If you’re looking for an existing venue where Sinatra played on the Strip, keep heading south to Flamingo Road and pay tribute at Caesars Palace, Sinatra’s home in the latter part of the decade.
Sinatra began headlining at Caesars Palace after Howard Hughes' 1967 purchase of the Sands led to a heated dispute with Sands management over Sinatra's credit at the casino.
Just across the street is the Flamingo hotel. Sinatra never headlined there, but if you’re a fan of the originalOcean’s Eleven, here’s a neat piece of nostalgia: The Flamingo is the only remaining hotel from that classic film.

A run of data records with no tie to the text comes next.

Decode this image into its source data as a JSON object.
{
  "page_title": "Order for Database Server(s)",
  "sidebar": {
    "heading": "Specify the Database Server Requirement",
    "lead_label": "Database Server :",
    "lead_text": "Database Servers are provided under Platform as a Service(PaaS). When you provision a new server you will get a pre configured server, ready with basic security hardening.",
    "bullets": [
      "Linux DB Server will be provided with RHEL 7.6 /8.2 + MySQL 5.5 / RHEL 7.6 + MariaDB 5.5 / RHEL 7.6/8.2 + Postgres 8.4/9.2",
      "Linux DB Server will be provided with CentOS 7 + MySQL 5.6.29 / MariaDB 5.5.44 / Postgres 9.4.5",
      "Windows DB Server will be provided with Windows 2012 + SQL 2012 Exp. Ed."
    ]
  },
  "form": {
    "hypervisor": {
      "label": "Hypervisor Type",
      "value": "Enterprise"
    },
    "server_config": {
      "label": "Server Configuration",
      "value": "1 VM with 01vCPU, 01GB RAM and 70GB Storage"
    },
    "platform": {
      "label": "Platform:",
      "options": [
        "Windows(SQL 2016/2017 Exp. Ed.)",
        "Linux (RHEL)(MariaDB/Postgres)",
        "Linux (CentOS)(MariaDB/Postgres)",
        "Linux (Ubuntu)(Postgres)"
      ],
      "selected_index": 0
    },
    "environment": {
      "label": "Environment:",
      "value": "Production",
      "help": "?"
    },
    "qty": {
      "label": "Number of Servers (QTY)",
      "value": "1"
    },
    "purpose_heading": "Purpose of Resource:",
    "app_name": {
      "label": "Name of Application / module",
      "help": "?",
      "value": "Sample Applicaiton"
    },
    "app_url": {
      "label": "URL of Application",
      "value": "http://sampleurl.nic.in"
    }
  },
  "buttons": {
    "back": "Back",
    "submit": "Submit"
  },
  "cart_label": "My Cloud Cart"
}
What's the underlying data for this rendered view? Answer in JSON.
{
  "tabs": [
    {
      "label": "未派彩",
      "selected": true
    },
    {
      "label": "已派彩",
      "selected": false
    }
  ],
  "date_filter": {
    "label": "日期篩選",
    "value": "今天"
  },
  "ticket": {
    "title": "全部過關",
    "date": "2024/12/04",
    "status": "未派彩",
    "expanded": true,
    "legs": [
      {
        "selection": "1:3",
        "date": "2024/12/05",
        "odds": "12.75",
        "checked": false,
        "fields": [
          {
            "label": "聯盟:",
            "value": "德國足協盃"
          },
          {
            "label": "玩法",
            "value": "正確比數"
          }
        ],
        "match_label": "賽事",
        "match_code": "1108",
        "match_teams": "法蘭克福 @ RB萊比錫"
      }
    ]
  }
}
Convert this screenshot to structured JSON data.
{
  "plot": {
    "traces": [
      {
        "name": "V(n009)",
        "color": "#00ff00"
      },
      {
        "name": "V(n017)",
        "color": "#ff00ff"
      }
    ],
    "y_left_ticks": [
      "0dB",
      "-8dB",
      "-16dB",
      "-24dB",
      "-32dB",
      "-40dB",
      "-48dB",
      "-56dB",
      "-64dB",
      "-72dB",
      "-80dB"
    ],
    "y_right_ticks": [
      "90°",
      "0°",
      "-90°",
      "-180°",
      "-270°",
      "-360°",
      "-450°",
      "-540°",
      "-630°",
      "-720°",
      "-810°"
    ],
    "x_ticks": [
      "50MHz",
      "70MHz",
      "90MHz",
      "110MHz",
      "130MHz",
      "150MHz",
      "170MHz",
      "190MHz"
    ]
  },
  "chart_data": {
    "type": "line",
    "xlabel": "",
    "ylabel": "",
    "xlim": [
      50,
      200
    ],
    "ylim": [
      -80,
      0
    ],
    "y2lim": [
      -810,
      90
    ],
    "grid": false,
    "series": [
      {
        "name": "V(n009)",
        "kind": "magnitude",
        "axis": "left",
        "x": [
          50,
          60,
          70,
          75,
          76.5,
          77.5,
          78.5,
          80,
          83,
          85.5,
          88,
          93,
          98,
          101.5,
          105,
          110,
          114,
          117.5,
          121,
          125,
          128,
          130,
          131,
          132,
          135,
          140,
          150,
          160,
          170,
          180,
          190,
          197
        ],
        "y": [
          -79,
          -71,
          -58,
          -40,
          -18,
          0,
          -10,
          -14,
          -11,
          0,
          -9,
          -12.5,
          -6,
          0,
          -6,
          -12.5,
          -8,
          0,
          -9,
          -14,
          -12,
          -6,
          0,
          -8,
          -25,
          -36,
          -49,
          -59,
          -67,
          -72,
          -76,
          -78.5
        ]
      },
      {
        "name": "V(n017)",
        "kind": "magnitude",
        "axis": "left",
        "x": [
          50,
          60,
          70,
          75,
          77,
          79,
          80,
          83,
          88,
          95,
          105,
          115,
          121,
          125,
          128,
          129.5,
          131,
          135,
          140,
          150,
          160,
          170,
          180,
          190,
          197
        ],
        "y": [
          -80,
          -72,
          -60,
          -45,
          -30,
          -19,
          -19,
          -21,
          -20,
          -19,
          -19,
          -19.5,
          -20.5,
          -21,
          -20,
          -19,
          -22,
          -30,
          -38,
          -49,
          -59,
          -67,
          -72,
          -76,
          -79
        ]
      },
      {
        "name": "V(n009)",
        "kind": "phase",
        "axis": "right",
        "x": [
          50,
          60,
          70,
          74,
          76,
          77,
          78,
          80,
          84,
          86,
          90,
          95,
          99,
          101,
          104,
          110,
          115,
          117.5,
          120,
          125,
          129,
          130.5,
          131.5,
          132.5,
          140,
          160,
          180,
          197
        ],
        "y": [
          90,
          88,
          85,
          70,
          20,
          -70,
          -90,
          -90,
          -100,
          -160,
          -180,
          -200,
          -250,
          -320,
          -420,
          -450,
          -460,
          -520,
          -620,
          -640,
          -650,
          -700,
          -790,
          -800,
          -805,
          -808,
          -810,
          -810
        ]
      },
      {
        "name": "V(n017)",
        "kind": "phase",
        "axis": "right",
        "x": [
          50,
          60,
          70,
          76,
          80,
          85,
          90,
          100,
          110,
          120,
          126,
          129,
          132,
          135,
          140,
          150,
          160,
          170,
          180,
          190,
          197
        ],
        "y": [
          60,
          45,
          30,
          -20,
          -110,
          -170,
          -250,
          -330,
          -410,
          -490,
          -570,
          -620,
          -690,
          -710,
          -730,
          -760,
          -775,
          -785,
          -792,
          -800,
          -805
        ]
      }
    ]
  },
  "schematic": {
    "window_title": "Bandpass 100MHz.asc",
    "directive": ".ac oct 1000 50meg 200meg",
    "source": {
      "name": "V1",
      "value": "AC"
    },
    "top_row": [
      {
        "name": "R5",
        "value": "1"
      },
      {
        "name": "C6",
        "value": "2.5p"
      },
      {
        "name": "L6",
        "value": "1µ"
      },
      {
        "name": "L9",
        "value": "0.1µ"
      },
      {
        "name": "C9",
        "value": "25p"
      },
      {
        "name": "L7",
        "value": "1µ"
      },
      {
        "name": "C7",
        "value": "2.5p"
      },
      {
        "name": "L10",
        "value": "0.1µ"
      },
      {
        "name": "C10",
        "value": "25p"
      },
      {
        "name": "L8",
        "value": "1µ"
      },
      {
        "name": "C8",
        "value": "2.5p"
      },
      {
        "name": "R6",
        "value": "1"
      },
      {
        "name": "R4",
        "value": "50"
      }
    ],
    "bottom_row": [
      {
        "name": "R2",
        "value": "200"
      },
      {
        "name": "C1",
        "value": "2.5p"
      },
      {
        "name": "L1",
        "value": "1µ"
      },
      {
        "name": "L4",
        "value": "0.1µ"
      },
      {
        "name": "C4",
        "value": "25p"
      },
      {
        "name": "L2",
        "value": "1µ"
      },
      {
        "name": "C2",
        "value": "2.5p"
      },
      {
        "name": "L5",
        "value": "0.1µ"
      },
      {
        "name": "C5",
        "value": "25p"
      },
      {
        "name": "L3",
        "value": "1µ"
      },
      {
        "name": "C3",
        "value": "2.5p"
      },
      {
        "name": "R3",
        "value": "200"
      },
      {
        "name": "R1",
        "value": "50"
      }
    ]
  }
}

This used to be a town where, after 6 p.m., if you went to Caesars Palace (another venue where Sinatra regularly performed in his heyday), it was always black tie. Nobody wore shorts and sandals and T-shirts.
The places Sinatra hung out were classic, but Sinatra’s resonance extends far beyond these locations. He represents a vintage style, a culture that is still embraced by fans today.
A visit to any monthly meeting of the Las Vegas of the Church of Sinatra will confirm that the culture of the Rat Pack days is alive and well, even in 2015.
“That’s really the foundation for it – the vintage culture,” says Donny Jacobs, the bishop of the Vegas chapter. Jacobs first attended a Church of Sinatra meeting in 1998 in San Francisco and is responsible for creating a branch in Las Vegas.
“It started as an excuse for friends to dress up, listen to old music, have some fancy cocktails and enjoy a piece of that lifestyle, and it just grew from there,” Jacobs explains. “They are all over now and when I came here from Houston, I was encouraged to start one here in Las Vegas.”
“This used to be a town where, after 6 p.m., if you went to Caesars Palace (another venue where Sinatra regularly performed in his heyday), it was always black tie. Nobody wore shorts and sandals and T-shirts. There’s such a decline in style over the years and I think that’s what people enjoy the most here – getting dressed up,” he said.
Las Vegan Eric Foemmel opens his home up to meetings, which range in attendance from seven to 75, as frequently as possible.
“I turn the pool into a ‘dive-in’ theater and we project old movies on the wall in the back yard .… We have the best time enjoying music and a few drinks with friends. That’s what this party is really all about.”
In many ways, Sinatra’s life was all about the same things. We may be celebrating a century since his birth, but the memories he created in Las Vegas will live forever.
Happy 100th, Chairman.